It is all very well to carry a big stick when you want to tighten market regulation but you must also have enough of a reach to hit the big offenders with it.
This is the greatest difficulty in the new legislation the Government has introduced to tighten up penalties for illegal short-selling.
The rules themselves remain pretty much what they were before. If you want to sell stock that you do not own you must first borrow it from someone who actually has title to it and you must tell your broker that it is a short sale.
Breaking the rules could now land you with a maximum $100,000 fine and two years' prison instead of $10,000 and a six-month term.
We shall dispense quickly with the immediate brokers' complaints. They say it will stop day trading because people who buy stock in the morning cannot sell it the same afternoon as they will not yet have taken delivery of it.
Very well, this may represent a glitch in the wording of the legislation. We may take the Government at its word that it does not intend to stop day trading, however, in which case this glitch is easily enough fixed.
Some brokers also complain that it is a nuisance to ask short-sellers for proof of stock borrowing.
Tough luck. It means more headache, more work and more cost but dealing rooms over the past 10 years have adjusted themselves to more onerous changes.
The real problem is that while more severe penalties may induce Joe Punter in Hong Kong to think harder about his options when he is bearish on the market and already sold out, they really cannot stop bigger speculators from selling short offshore as much as they have before.
The reach of Hong Kong's law goes only as far as Hong Kong's borders.
Big investment banks in New York are not about to open their books to Hong Kong regulators and are not much deterred by foreign laws under which they do not operate.
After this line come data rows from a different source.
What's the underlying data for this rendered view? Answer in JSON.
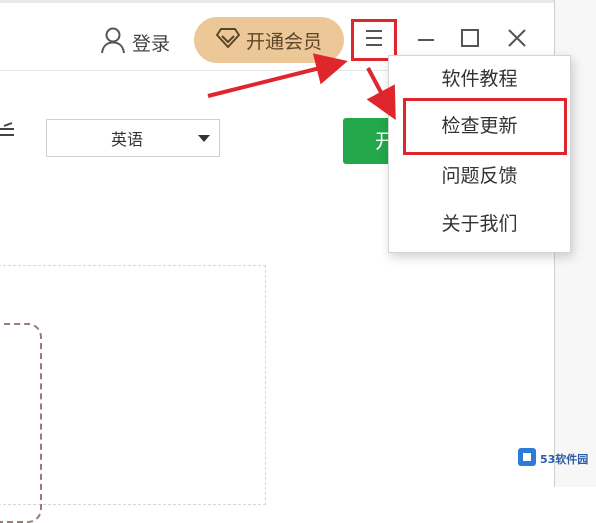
{
  "header": {
    "login_label": "登录",
    "vip_label": "开通会员"
  },
  "toolbar": {
    "language_value": "英语",
    "green_button_label": "开"
  },
  "dropdown_menu": {
    "items": [
      {
        "label": "软件教程"
      },
      {
        "label": "检查更新"
      },
      {
        "label": "问题反馈"
      },
      {
        "label": "关于我们"
      }
    ],
    "highlighted_item": "检查更新"
  },
  "watermark": {
    "text": "53软件园"
  },
  "colors": {
    "annotation_red": "#e0262d",
    "vip_gold": "#ecc898",
    "primary_green": "#22a84a",
    "watermark_blue": "#2d5da8"
  },
  "icons": [
    "user-icon",
    "diamond-icon",
    "menu-icon",
    "minimize-icon",
    "maximize-icon",
    "close-icon",
    "caret-down-icon",
    "arrow-icon"
  ]
}
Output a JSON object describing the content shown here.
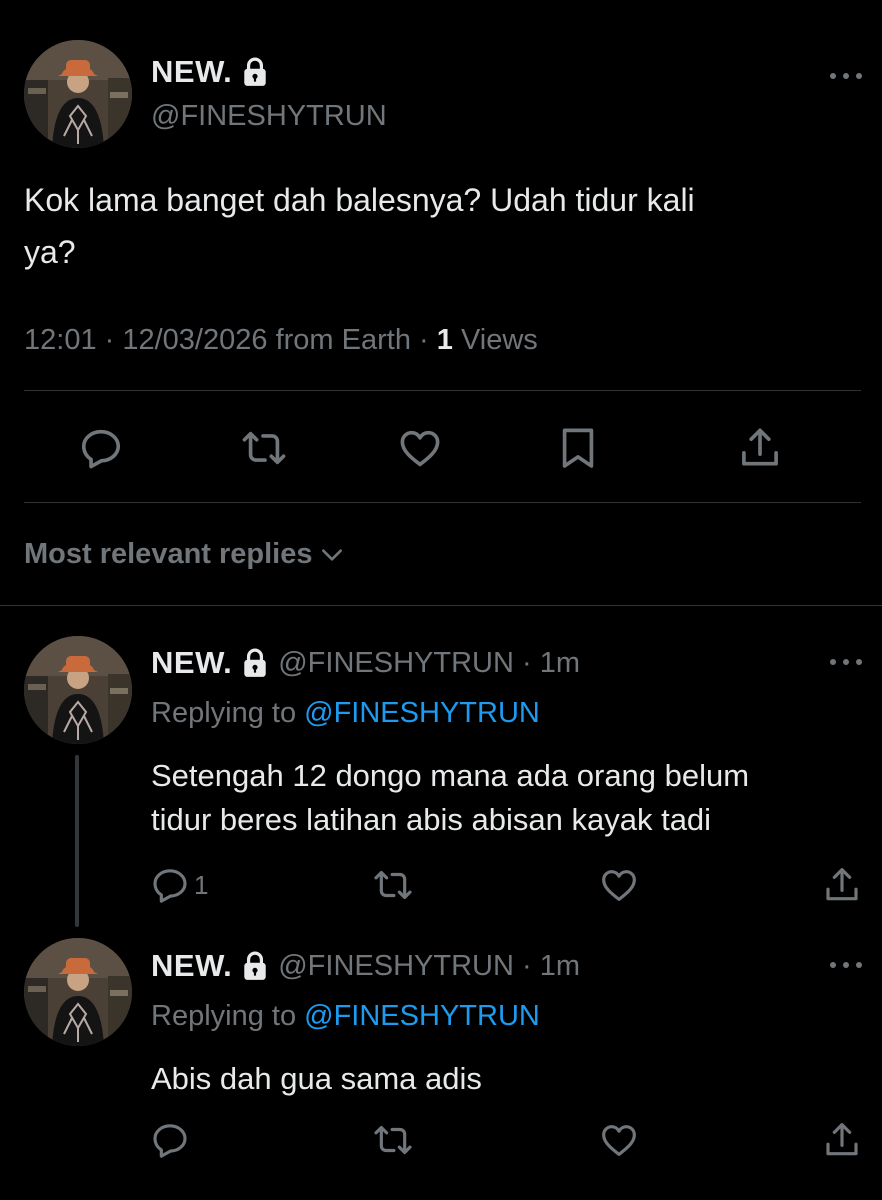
{
  "main_tweet": {
    "author_name": "NEW.",
    "author_handle": "@FINESHYTRUN",
    "text_line1": "Kok lama banget dah balesnya? Udah tidur kali",
    "text_line2": "ya?",
    "time": "12:01",
    "date": "12/03/2026",
    "source": "from Earth",
    "views_count": "1",
    "views_label": "Views",
    "icons": [
      "avatar",
      "lock-icon",
      "more-icon",
      "reply-icon",
      "retweet-icon",
      "like-icon",
      "bookmark-icon",
      "share-icon"
    ]
  },
  "replies_header": {
    "label": "Most relevant replies",
    "icon": "chevron-down-icon"
  },
  "replies": [
    {
      "author_name": "NEW.",
      "author_handle": "@FINESHYTRUN",
      "time": "1m",
      "replying_prefix": "Replying to",
      "replying_to": "@FINESHYTRUN",
      "text_line1": "Setengah 12 dongo mana ada orang belum",
      "text_line2": "tidur beres latihan abis abisan kayak tadi",
      "reply_count": "1"
    },
    {
      "author_name": "NEW.",
      "author_handle": "@FINESHYTRUN",
      "time": "1m",
      "replying_prefix": "Replying to",
      "replying_to": "@FINESHYTRUN",
      "text_line1": "Abis dah gua sama adis",
      "reply_count": ""
    }
  ],
  "colors": {
    "background": "#000000",
    "text": "#e7e9ea",
    "muted": "#71767b",
    "link": "#1d9bf0",
    "divider": "#2f3336"
  }
}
It works differently the other way round of course. US courts have proved time and again that they can prise information out of foreign financial concerns under threat of what they can do to the operations of those concerns in the United States.
But we are small and they are big. That's the way life is and we should recognise that there are some loopholes we cannot close when we impose market regulations.
Rather than tighten up control over short-selling, the new penalties may serve only to drive more of it offshore and not only make our control of it looser but deprive local investors of trading flexibility when their foreign counterparts suffer no real loss of this flexibility at all.
There is more to bear in mind here, however. Back in mid-1998 some market manipulators used short-selling as one of their tools in money-making exercises that briefly appeared to destabilise our financial system.
Whether the short-selling itself was as great a threat as it then appeared is a moot question. The currency was under attack in any case, the market was legitimately weak and there were other reasons for our difficulties. Short-selling may have been a visible culprit but it cannot have been the most serious.
Government officials, however, got themselves seriously worked up about it, particularly when it seemed that some shorts were not being squeezed as hard as they could have been following the $120 billion intervention in the market in August of that year.
So here is the question. Are we now getting this move to heavier penalties for illegal short sales because our Government is still worked up about this episode? If so, what we may really need is a cooling off period with more time for calm reflection about whether short-selling is something nasty that manipulators do or whether it is actually a mechanism that allows market prices to adjust more quickly to changing conditions.